TASK DIRECTIONS: Each entry needs to be duplicated exactly.

(Interface dataset entries)
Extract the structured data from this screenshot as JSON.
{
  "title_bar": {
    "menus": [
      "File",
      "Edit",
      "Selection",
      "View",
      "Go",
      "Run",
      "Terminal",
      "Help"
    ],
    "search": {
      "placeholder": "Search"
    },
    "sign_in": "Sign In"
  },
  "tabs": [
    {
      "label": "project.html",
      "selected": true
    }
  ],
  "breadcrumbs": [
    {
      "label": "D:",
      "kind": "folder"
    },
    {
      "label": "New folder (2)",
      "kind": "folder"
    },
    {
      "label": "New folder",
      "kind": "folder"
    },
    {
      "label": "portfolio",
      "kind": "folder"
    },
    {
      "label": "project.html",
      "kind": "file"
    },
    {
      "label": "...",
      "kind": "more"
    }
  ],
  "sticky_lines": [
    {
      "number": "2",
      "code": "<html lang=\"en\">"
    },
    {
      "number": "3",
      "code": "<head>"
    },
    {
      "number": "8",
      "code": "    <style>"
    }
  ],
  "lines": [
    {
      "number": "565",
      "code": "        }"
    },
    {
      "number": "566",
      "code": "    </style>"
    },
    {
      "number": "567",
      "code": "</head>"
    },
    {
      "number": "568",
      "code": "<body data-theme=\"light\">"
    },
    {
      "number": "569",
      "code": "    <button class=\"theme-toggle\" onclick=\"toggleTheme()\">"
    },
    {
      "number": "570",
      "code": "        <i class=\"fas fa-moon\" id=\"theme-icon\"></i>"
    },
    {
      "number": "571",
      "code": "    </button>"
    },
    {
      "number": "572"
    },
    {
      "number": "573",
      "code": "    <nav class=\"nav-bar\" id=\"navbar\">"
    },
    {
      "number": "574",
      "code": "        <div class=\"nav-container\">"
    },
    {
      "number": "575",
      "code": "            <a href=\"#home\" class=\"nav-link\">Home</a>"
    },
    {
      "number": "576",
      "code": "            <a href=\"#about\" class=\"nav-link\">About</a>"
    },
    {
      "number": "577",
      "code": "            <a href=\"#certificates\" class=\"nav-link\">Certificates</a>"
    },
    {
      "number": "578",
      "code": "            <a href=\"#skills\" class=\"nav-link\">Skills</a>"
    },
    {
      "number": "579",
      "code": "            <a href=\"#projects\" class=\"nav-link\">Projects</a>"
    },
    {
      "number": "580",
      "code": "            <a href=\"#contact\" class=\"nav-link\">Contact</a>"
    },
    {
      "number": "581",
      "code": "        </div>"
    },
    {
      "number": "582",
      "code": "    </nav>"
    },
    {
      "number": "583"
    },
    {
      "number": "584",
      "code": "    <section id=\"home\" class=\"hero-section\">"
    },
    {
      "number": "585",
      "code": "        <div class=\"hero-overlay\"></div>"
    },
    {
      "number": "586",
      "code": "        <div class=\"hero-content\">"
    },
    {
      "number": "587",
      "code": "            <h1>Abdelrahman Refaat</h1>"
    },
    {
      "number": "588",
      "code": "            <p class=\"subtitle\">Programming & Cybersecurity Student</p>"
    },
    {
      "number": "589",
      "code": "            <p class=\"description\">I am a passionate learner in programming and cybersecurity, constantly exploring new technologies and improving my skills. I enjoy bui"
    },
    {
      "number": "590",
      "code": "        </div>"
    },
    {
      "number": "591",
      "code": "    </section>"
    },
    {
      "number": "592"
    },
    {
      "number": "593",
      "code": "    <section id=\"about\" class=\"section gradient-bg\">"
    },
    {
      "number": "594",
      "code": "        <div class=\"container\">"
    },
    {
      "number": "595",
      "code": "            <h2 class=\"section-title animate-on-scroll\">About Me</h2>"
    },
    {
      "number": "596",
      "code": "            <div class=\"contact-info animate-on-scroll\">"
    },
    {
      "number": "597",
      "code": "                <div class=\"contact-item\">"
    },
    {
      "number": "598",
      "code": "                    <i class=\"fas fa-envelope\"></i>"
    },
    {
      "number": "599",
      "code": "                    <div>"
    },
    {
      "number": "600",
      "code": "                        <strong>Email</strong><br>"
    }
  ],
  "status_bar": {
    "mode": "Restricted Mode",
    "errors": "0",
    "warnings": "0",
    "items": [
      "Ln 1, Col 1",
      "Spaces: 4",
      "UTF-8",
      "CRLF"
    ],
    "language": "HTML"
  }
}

SOLUTION FOR THIS PROBLEM:
Extract the structured data from this screenshot as JSON.
{
  "title_bar": {
    "menus": [
      "File",
      "Edit",
      "Selection",
      "View",
      "Go",
      "Run",
      "Terminal",
      "Help"
    ],
    "search": {
      "placeholder": "Search"
    },
    "sign_in": "Sign In"
  },
  "tabs": [
    {
      "label": "project.html",
      "selected": true
    }
  ],
  "breadcrumbs": [
    {
      "label": "D:",
      "kind": "folder"
    },
    {
      "label": "New folder (2)",
      "kind": "folder"
    },
    {
      "label": "New folder",
      "kind": "folder"
    },
    {
      "label": "portfolio",
      "kind": "folder"
    },
    {
      "label": "project.html",
      "kind": "file"
    },
    {
      "label": "...",
      "kind": "more"
    }
  ],
  "sticky_lines": [
    {
      "number": "2",
      "code": "<html lang=\"en\">"
    },
    {
      "number": "3",
      "code": "<head>"
    },
    {
      "number": "8",
      "code": "    <style>"
    }
  ],
  "lines": [
    {
      "number": "565",
      "code": "        }"
    },
    {
      "number": "566",
      "code": "    </style>"
    },
    {
      "number": "567",
      "code": "</head>"
    },
    {
      "number": "568",
      "code": "<body data-theme=\"light\">"
    },
    {
      "number": "569",
      "code": "    <button class=\"theme-toggle\" onclick=\"toggleTheme()\">"
    },
    {
      "number": "570",
      "code": "        <i class=\"fas fa-moon\" id=\"theme-icon\"></i>"
    },
    {
      "number": "571",
      "code": "    </button>"
    },
    {
      "number": "572"
    },
    {
      "number": "573",
      "code": "    <nav class=\"nav-bar\" id=\"navbar\">"
    },
    {
      "number": "574",
      "code": "        <div class=\"nav-container\">"
    },
    {
      "number": "575",
      "code": "            <a href=\"#home\" class=\"nav-link\">Home</a>"
    },
    {
      "number": "576",
      "code": "            <a href=\"#about\" class=\"nav-link\">About</a>"
    },
    {
      "number": "577",
      "code": "            <a href=\"#certificates\" class=\"nav-link\">Certificates</a>"
    },
    {
      "number": "578",
      "code": "            <a href=\"#skills\" class=\"nav-link\">Skills</a>"
    },
    {
      "number": "579",
      "code": "            <a href=\"#projects\" class=\"nav-link\">Projects</a>"
    },
    {
      "number": "580",
      "code": "            <a href=\"#contact\" class=\"nav-link\">Contact</a>"
    },
    {
      "number": "581",
      "code": "        </div>"
    },
    {
      "number": "582",
      "code": "    </nav>"
    },
    {
      "number": "583"
    },
    {
      "number": "584",
      "code": "    <section id=\"home\" class=\"hero-section\">"
    },
    {
      "number": "585",
      "code": "        <div class=\"hero-overlay\"></div>"
    },
    {
      "number": "586",
      "code": "        <div class=\"hero-content\">"
    },
    {
      "number": "587",
      "code": "            <h1>Abdelrahman Refaat</h1>"
    },
    {
      "number": "588",
      "code": "            <p class=\"subtitle\">Programming & Cybersecurity Student</p>"
    },
    {
      "number": "589",
      "code": "            <p class=\"description\">I am a passionate learner in programming and cybersecurity, constantly exploring new technologies and improving my skills. I enjoy bui"
    },
    {
      "number": "590",
      "code": "        </div>"
    },
    {
      "number": "591",
      "code": "    </section>"
    },
    {
      "number": "592"
    },
    {
      "number": "593",
      "code": "    <section id=\"about\" class=\"section gradient-bg\">"
    },
    {
      "number": "594",
      "code": "        <div class=\"container\">"
    },
    {
      "number": "595",
      "code": "            <h2 class=\"section-title animate-on-scroll\">About Me</h2>"
    },
    {
      "number": "596",
      "code": "            <div class=\"contact-info animate-on-scroll\">"
    },
    {
      "number": "597",
      "code": "                <div class=\"contact-item\">"
    },
    {
      "number": "598",
      "code": "                    <i class=\"fas fa-envelope\"></i>"
    },
    {
      "number": "599",
      "code": "                    <div>"
    },
    {
      "number": "600",
      "code": "                        <strong>Email</strong><br>"
    }
  ],
  "status_bar": {
    "mode": "Restricted Mode",
    "errors": "0",
    "warnings": "0",
    "items": [
      "Ln 1, Col 1",
      "Spaces: 4",
      "UTF-8",
      "CRLF"
    ],
    "language": "HTML"
  }
}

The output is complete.